:: Listed entries ::
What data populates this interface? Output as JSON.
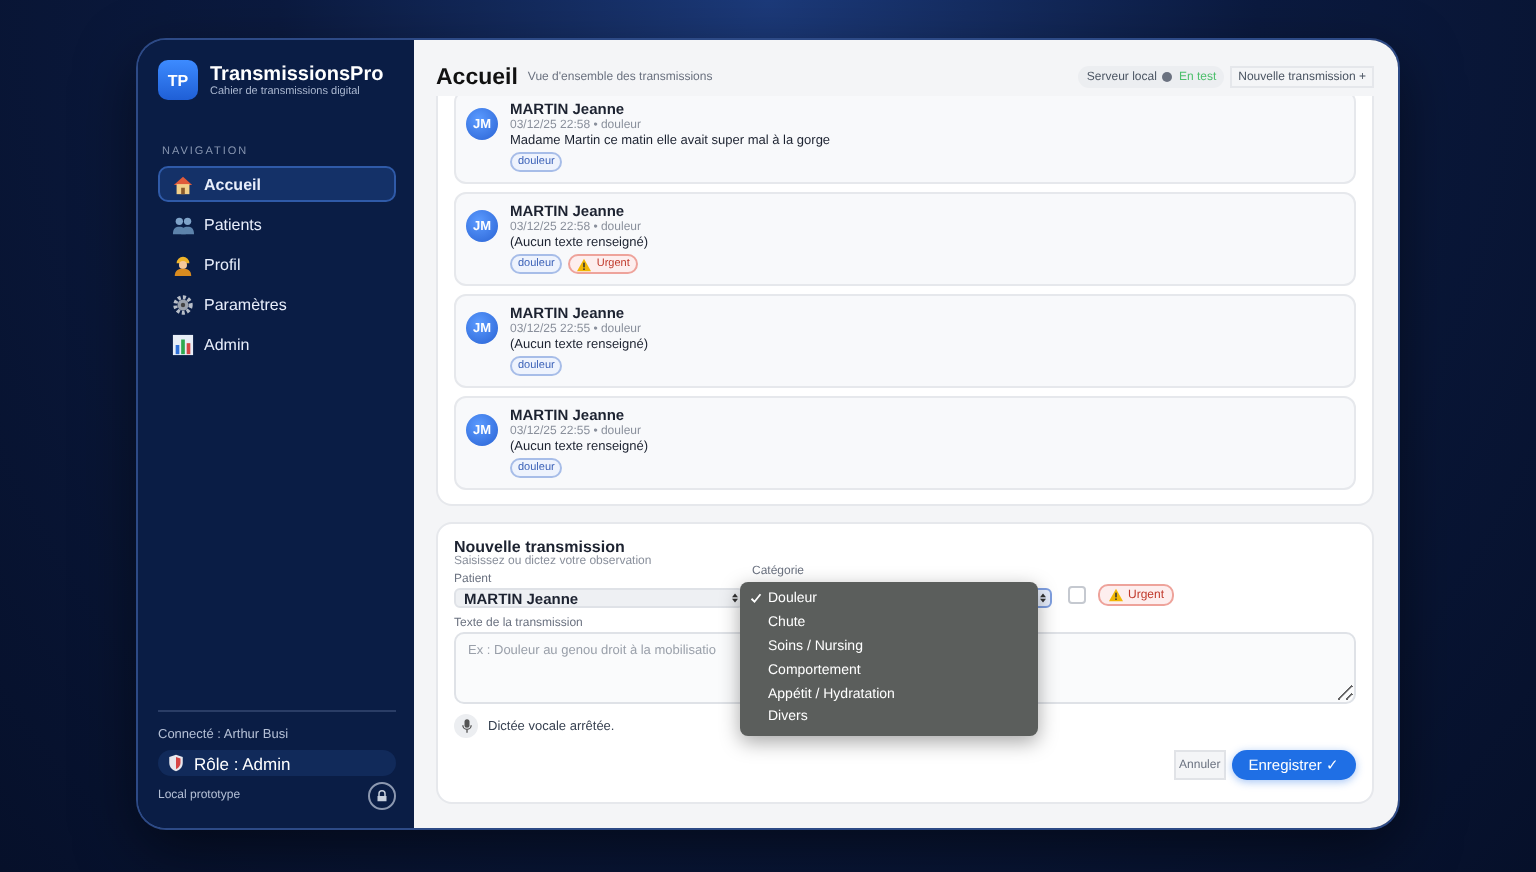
{
  "app": {
    "logo": "TP",
    "name": "TransmissionsPro",
    "tagline": "Cahier de transmissions digital"
  },
  "sidebar": {
    "section": "NAVIGATION",
    "items": [
      {
        "label": "Accueil",
        "selected": true
      },
      {
        "label": "Patients",
        "selected": false
      },
      {
        "label": "Profil",
        "selected": false
      },
      {
        "label": "Paramètres",
        "selected": false
      },
      {
        "label": "Admin",
        "selected": false
      }
    ],
    "user": "Connecté : Arthur Busi",
    "role": "Rôle : Admin",
    "mode": "Local prototype"
  },
  "header": {
    "title": "Accueil",
    "subtitle": "Vue d'ensemble des transmissions",
    "server_label": "Serveur local",
    "server_status": "En test",
    "new_button": "Nouvelle transmission +"
  },
  "transmissions": [
    {
      "initials": "JM",
      "patient": "MARTIN Jeanne",
      "meta": "03/12/25 22:58 • douleur",
      "text": "Madame Martin ce matin elle avait super mal à la gorge",
      "tags": [
        {
          "label": "douleur",
          "kind": "category"
        }
      ]
    },
    {
      "initials": "JM",
      "patient": "MARTIN Jeanne",
      "meta": "03/12/25 22:58 • douleur",
      "text": "(Aucun texte renseigné)",
      "tags": [
        {
          "label": "douleur",
          "kind": "category"
        },
        {
          "label": "Urgent",
          "kind": "urgent"
        }
      ]
    },
    {
      "initials": "JM",
      "patient": "MARTIN Jeanne",
      "meta": "03/12/25 22:55 • douleur",
      "text": "(Aucun texte renseigné)",
      "tags": [
        {
          "label": "douleur",
          "kind": "category"
        }
      ]
    },
    {
      "initials": "JM",
      "patient": "MARTIN Jeanne",
      "meta": "03/12/25 22:55 • douleur",
      "text": "(Aucun texte renseigné)",
      "tags": [
        {
          "label": "douleur",
          "kind": "category"
        }
      ]
    }
  ],
  "form": {
    "title": "Nouvelle transmission",
    "subtitle": "Saisissez ou dictez votre observation",
    "patient_label": "Patient",
    "patient_value": "MARTIN Jeanne",
    "category_label": "Catégorie",
    "category_menu": [
      {
        "label": "Douleur",
        "selected": true
      },
      {
        "label": "Chute",
        "selected": false
      },
      {
        "label": "Soins / Nursing",
        "selected": false
      },
      {
        "label": "Comportement",
        "selected": false
      },
      {
        "label": "Appétit / Hydratation",
        "selected": false
      },
      {
        "label": "Divers",
        "selected": false
      }
    ],
    "urgent": {
      "checked": false,
      "label": "Urgent"
    },
    "text_label": "Texte de la transmission",
    "text_placeholder": "Ex : Douleur au genou droit à la mobilisatio",
    "voice_status": "Dictée vocale arrêtée.",
    "cancel": "Annuler",
    "save": "Enregistrer ✓"
  }
}
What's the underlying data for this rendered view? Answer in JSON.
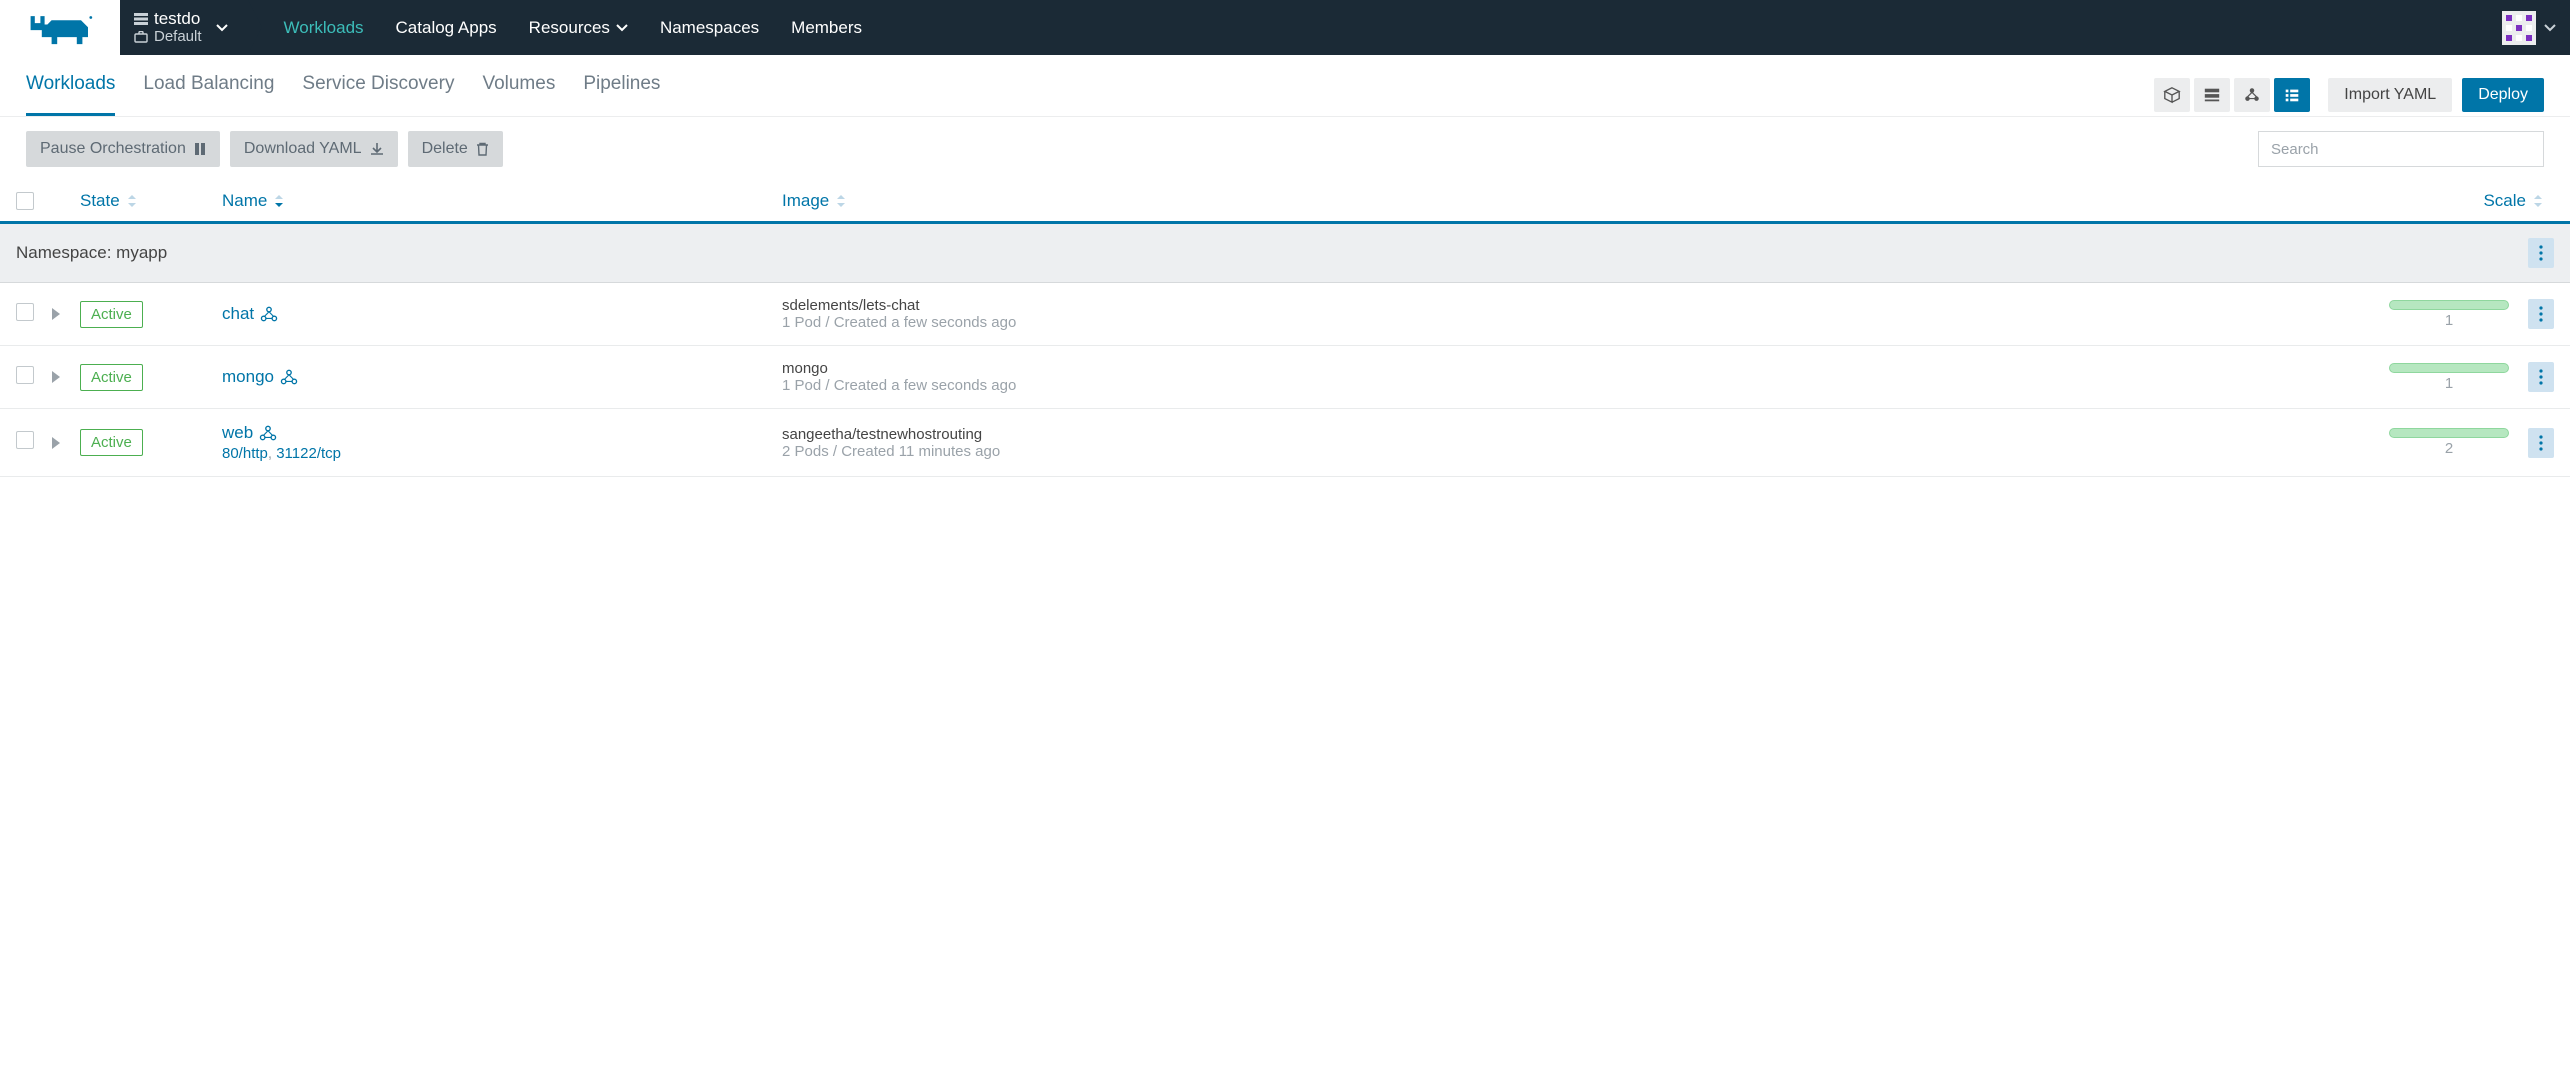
{
  "topnav": {
    "cluster_name": "testdo",
    "cluster_scope": "Default",
    "links": [
      "Workloads",
      "Catalog Apps",
      "Resources",
      "Namespaces",
      "Members"
    ]
  },
  "subtabs": [
    "Workloads",
    "Load Balancing",
    "Service Discovery",
    "Volumes",
    "Pipelines"
  ],
  "buttons": {
    "import_yaml": "Import YAML",
    "deploy": "Deploy",
    "pause": "Pause Orchestration",
    "download": "Download YAML",
    "delete": "Delete"
  },
  "search_placeholder": "Search",
  "columns": {
    "state": "State",
    "name": "Name",
    "image": "Image",
    "scale": "Scale"
  },
  "namespace_label": "Namespace: myapp",
  "rows": [
    {
      "state": "Active",
      "name": "chat",
      "ports": [],
      "image": "sdelements/lets-chat",
      "meta": "1 Pod / Created a few seconds ago",
      "scale": "1"
    },
    {
      "state": "Active",
      "name": "mongo",
      "ports": [],
      "image": "mongo",
      "meta": "1 Pod / Created a few seconds ago",
      "scale": "1"
    },
    {
      "state": "Active",
      "name": "web",
      "ports": [
        "80/http",
        "31122/tcp"
      ],
      "image": "sangeetha/testnewhostrouting",
      "meta": "2 Pods / Created 11 minutes ago",
      "scale": "2"
    }
  ]
}
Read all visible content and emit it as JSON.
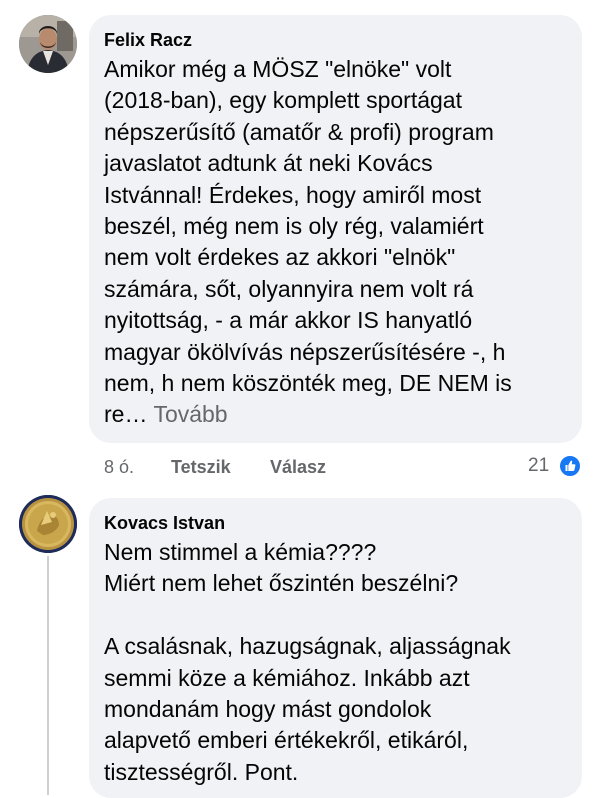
{
  "comments": [
    {
      "author": "Felix Racz",
      "lines": [
        "Amikor még a MÖSZ \"elnöke\" volt",
        "(2018-ban), egy komplett sportágat",
        "népszerűsítő (amatőr & profi) program",
        "javaslatot adtunk át neki Kovács",
        "Istvánnal! Érdekes, hogy amiről most",
        "beszél, még nem is oly rég, valamiért",
        "nem volt érdekes az akkori \"elnök\"",
        "számára, sőt, olyannyira nem volt rá",
        "nyitottság, - a már akkor IS hanyatló",
        "magyar ökölvívás népszerűsítésére -, h",
        "nem, h nem köszönték meg, DE NEM is"
      ],
      "truncated_tail": "re…",
      "more_label": "Tovább",
      "time": "8 ó.",
      "like_label": "Tetszik",
      "reply_label": "Válasz",
      "reaction_count": "21",
      "reaction_icon": "like-thumb-icon",
      "accent_color": "#1877f2"
    },
    {
      "author": "Kovacs Istvan",
      "lines": [
        "Nem stimmel a kémia????",
        "Miért nem lehet őszintén beszélni?",
        "",
        "A csalásnak, hazugságnak, aljasságnak",
        "semmi köze a kémiához. Inkább azt",
        "mondanám hogy mást gondolok",
        "alapvető emberi értékekről, etikáról,",
        "tisztességről. Pont."
      ]
    }
  ]
}
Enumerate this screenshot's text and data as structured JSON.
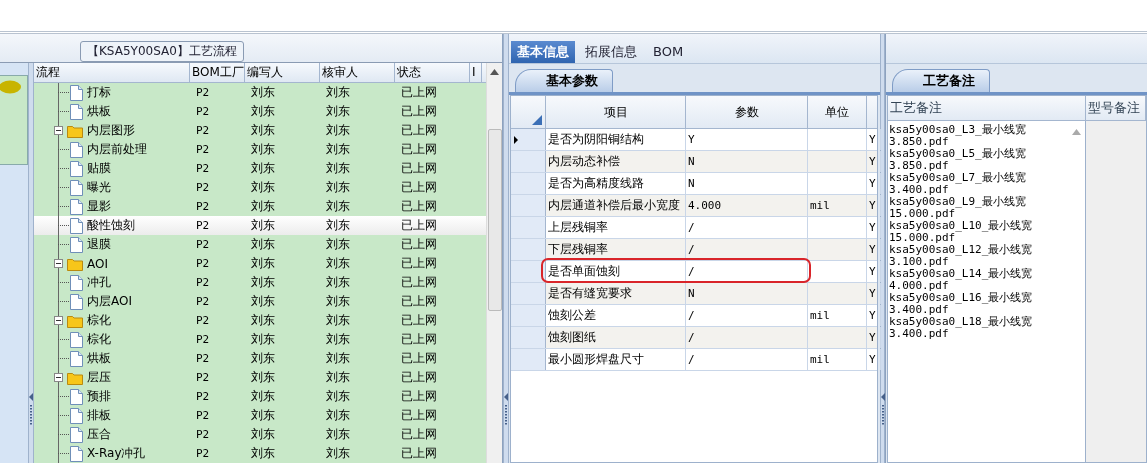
{
  "flow_panel": {
    "title": "【KSA5Y00SA0】工艺流程",
    "columns": [
      "流程",
      "BOM工厂",
      "编写人",
      "核审人",
      "状态",
      "I"
    ],
    "rows": [
      {
        "kind": "file",
        "name": "打标",
        "factory": "P2",
        "author": "刘东",
        "reviewer": "刘东",
        "status": "已上网",
        "selected": false
      },
      {
        "kind": "file",
        "name": "烘板",
        "factory": "P2",
        "author": "刘东",
        "reviewer": "刘东",
        "status": "已上网",
        "selected": false
      },
      {
        "kind": "folder",
        "name": "内层图形",
        "factory": "P2",
        "author": "刘东",
        "reviewer": "刘东",
        "status": "已上网",
        "selected": false,
        "expanded": true,
        "children": [
          {
            "kind": "file",
            "name": "内层前处理",
            "factory": "P2",
            "author": "刘东",
            "reviewer": "刘东",
            "status": "已上网",
            "selected": false
          },
          {
            "kind": "file",
            "name": "贴膜",
            "factory": "P2",
            "author": "刘东",
            "reviewer": "刘东",
            "status": "已上网",
            "selected": false
          },
          {
            "kind": "file",
            "name": "曝光",
            "factory": "P2",
            "author": "刘东",
            "reviewer": "刘东",
            "status": "已上网",
            "selected": false
          },
          {
            "kind": "file",
            "name": "显影",
            "factory": "P2",
            "author": "刘东",
            "reviewer": "刘东",
            "status": "已上网",
            "selected": false
          },
          {
            "kind": "file",
            "name": "酸性蚀刻",
            "factory": "P2",
            "author": "刘东",
            "reviewer": "刘东",
            "status": "已上网",
            "selected": true
          },
          {
            "kind": "file",
            "name": "退膜",
            "factory": "P2",
            "author": "刘东",
            "reviewer": "刘东",
            "status": "已上网",
            "selected": false
          }
        ]
      },
      {
        "kind": "folder",
        "name": "AOI",
        "factory": "P2",
        "author": "刘东",
        "reviewer": "刘东",
        "status": "已上网",
        "selected": false,
        "expanded": true,
        "children": [
          {
            "kind": "file",
            "name": "冲孔",
            "factory": "P2",
            "author": "刘东",
            "reviewer": "刘东",
            "status": "已上网",
            "selected": false
          },
          {
            "kind": "file",
            "name": "内层AOI",
            "factory": "P2",
            "author": "刘东",
            "reviewer": "刘东",
            "status": "已上网",
            "selected": false
          }
        ]
      },
      {
        "kind": "folder",
        "name": "棕化",
        "factory": "P2",
        "author": "刘东",
        "reviewer": "刘东",
        "status": "已上网",
        "selected": false,
        "expanded": true,
        "children": [
          {
            "kind": "file",
            "name": "棕化",
            "factory": "P2",
            "author": "刘东",
            "reviewer": "刘东",
            "status": "已上网",
            "selected": false
          },
          {
            "kind": "file",
            "name": "烘板",
            "factory": "P2",
            "author": "刘东",
            "reviewer": "刘东",
            "status": "已上网",
            "selected": false
          }
        ]
      },
      {
        "kind": "folder",
        "name": "层压",
        "factory": "P2",
        "author": "刘东",
        "reviewer": "刘东",
        "status": "已上网",
        "selected": false,
        "expanded": true,
        "children": [
          {
            "kind": "file",
            "name": "预排",
            "factory": "P2",
            "author": "刘东",
            "reviewer": "刘东",
            "status": "已上网",
            "selected": false
          },
          {
            "kind": "file",
            "name": "排板",
            "factory": "P2",
            "author": "刘东",
            "reviewer": "刘东",
            "status": "已上网",
            "selected": false
          },
          {
            "kind": "file",
            "name": "压合",
            "factory": "P2",
            "author": "刘东",
            "reviewer": "刘东",
            "status": "已上网",
            "selected": false
          },
          {
            "kind": "file",
            "name": "X-Ray冲孔",
            "factory": "P2",
            "author": "刘东",
            "reviewer": "刘东",
            "status": "已上网",
            "selected": false
          }
        ]
      }
    ]
  },
  "info_panel": {
    "tabs": [
      {
        "label": "基本信息",
        "selected": true
      },
      {
        "label": "拓展信息",
        "selected": false
      },
      {
        "label": "BOM",
        "selected": false
      }
    ],
    "subtab": "基本参数",
    "columns": [
      "项目",
      "参数",
      "单位"
    ],
    "rows": [
      {
        "item": "是否为阴阳铜结构",
        "value": "Y",
        "column_4": "Y",
        "current": true,
        "highlighted": false
      },
      {
        "item": "内层动态补偿",
        "value": "N",
        "column_4": "Y",
        "current": false,
        "highlighted": false
      },
      {
        "item": "是否为高精度线路",
        "value": "N",
        "column_4": "Y",
        "current": false,
        "highlighted": false
      },
      {
        "item": "内层通道补偿后最小宽度",
        "value": "4.000",
        "unit": "mil",
        "column_4": "Y",
        "current": false,
        "highlighted": false
      },
      {
        "item": "上层残铜率",
        "value": "/",
        "column_4": "Y",
        "current": false,
        "highlighted": false
      },
      {
        "item": "下层残铜率",
        "value": "/",
        "column_4": "Y",
        "current": false,
        "highlighted": false
      },
      {
        "item": "是否单面蚀刻",
        "value": "/",
        "column_4": "Y",
        "current": false,
        "highlighted": true
      },
      {
        "item": "是否有缝宽要求",
        "value": "N",
        "column_4": "Y",
        "current": false,
        "highlighted": false
      },
      {
        "item": "蚀刻公差",
        "value": "/",
        "unit": "mil",
        "column_4": "Y",
        "current": false,
        "highlighted": false
      },
      {
        "item": "蚀刻图纸",
        "value": "/",
        "column_4": "Y",
        "current": false,
        "highlighted": false
      },
      {
        "item": "最小圆形焊盘尺寸",
        "value": "/",
        "unit": "mil",
        "column_4": "Y",
        "current": false,
        "highlighted": false
      }
    ]
  },
  "remarks_panel": {
    "subtab": "工艺备注",
    "columns": [
      "工艺备注",
      "型号备注"
    ],
    "note_lines": [
      "ksa5y00sa0_L3_最小线宽",
      "3.850.pdf",
      "ksa5y00sa0_L5_最小线宽",
      "3.850.pdf",
      "ksa5y00sa0_L7_最小线宽",
      "3.400.pdf",
      "ksa5y00sa0_L9_最小线宽",
      "15.000.pdf",
      "ksa5y00sa0_L10_最小线宽",
      "15.000.pdf",
      "ksa5y00sa0_L12_最小线宽",
      "3.100.pdf",
      "ksa5y00sa0_L14_最小线宽",
      "4.000.pdf",
      "ksa5y00sa0_L16_最小线宽",
      "3.400.pdf",
      "ksa5y00sa0_L18_最小线宽",
      "3.400.pdf"
    ]
  }
}
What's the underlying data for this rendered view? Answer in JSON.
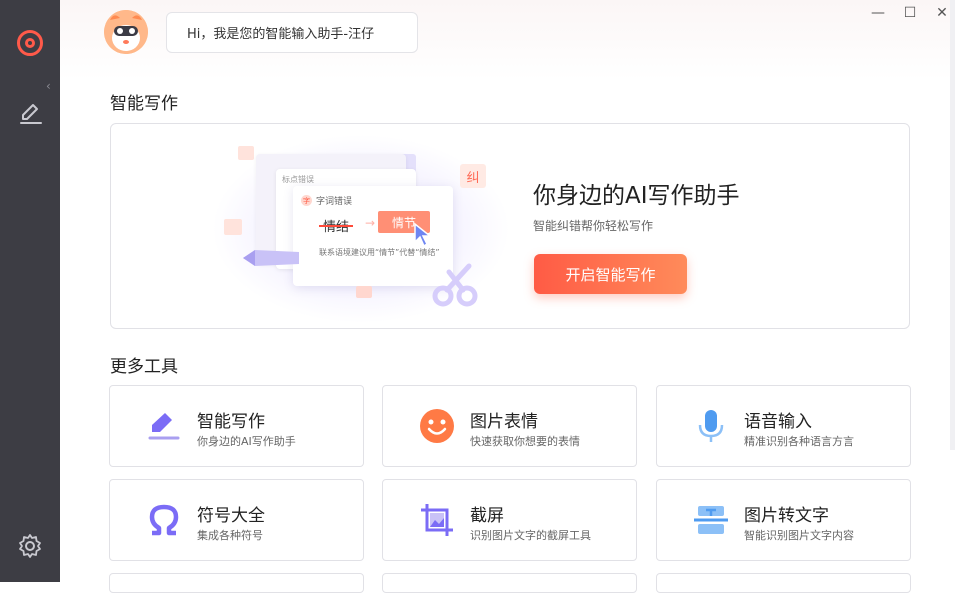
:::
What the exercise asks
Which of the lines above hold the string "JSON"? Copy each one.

Task result
What data populates this interface? Output as JSON.
What's the underlying data for this rendered view? Answer in JSON.
Read all visible content and emit it as JSON.
Enumerate this screenshot's text and data as structured JSON.
What's the underlying data for this rendered view? Answer in JSON.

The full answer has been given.